Domestic Violence Awareness Month

October is Domestic Violence Awareness month. An issue that impacts millions of people around the world, most domestic violence incidents are never reported. It’s time to change that.

The Aspire News App is a way for victims to speak out. The app is sponsored by the Robin McGraw Foundation and offers several features to help those dealing with domestic violence.

Aspire is a free application that disguises itself as a source for top news stories, sports and entertainment updates. By clicking on the ‘HELP’ feature, users can take advantage of the safety applications. The app is designed to appear like any other smart phone app, allowing it to be downloaded and used in secret.

One of the features of the app is a system where you are able to create pre-written text or voice messages to be sent to designated numbers (911 or other contacts in your phone). The app’s “go button” starts recording to capture the details of the domestic violence encounter, so you have proof of the attack.

aspireThe app is not designed to be a replacement for emergency services; you should always call 911 in situations where you feel like you may be at risk.

Aspire News app has had more than 127,000 downloads and has been recognized as one of the most beneficial apps in 2014 to fight the end to domestic violence.

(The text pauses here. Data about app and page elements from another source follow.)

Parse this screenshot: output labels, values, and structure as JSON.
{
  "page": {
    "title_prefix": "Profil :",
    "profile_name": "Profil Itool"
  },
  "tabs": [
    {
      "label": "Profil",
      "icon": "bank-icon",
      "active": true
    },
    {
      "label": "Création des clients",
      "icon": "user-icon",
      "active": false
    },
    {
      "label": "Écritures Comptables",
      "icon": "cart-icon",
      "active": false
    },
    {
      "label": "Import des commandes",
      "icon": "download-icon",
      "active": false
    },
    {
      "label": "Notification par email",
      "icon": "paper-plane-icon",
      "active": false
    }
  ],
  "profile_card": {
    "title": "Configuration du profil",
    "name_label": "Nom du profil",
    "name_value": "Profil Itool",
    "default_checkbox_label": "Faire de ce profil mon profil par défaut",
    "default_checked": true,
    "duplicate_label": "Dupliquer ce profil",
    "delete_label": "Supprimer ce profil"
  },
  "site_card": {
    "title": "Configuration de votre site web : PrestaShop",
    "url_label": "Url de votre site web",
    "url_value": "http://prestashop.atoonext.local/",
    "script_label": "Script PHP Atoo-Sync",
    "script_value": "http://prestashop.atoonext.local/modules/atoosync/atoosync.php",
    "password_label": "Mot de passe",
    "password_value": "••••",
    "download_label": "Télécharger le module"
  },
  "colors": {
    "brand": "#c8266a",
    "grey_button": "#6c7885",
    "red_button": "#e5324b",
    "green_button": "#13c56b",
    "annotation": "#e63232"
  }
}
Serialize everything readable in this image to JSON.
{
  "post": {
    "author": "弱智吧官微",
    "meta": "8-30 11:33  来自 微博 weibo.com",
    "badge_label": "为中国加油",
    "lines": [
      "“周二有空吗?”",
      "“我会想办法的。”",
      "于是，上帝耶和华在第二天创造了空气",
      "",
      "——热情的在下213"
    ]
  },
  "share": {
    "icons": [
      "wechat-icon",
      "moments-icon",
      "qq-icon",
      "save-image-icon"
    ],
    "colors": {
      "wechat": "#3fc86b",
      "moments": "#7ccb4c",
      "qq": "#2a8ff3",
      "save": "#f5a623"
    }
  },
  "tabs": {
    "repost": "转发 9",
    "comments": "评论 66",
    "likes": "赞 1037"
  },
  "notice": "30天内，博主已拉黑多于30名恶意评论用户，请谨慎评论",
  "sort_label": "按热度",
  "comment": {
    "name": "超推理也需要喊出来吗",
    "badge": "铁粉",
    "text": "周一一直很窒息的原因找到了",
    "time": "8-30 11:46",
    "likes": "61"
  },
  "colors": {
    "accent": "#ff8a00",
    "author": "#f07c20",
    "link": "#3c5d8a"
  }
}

You can download the app for free in the ITunes store and at www.whengeorgiasmiled.org

 

Written by Kristi Hall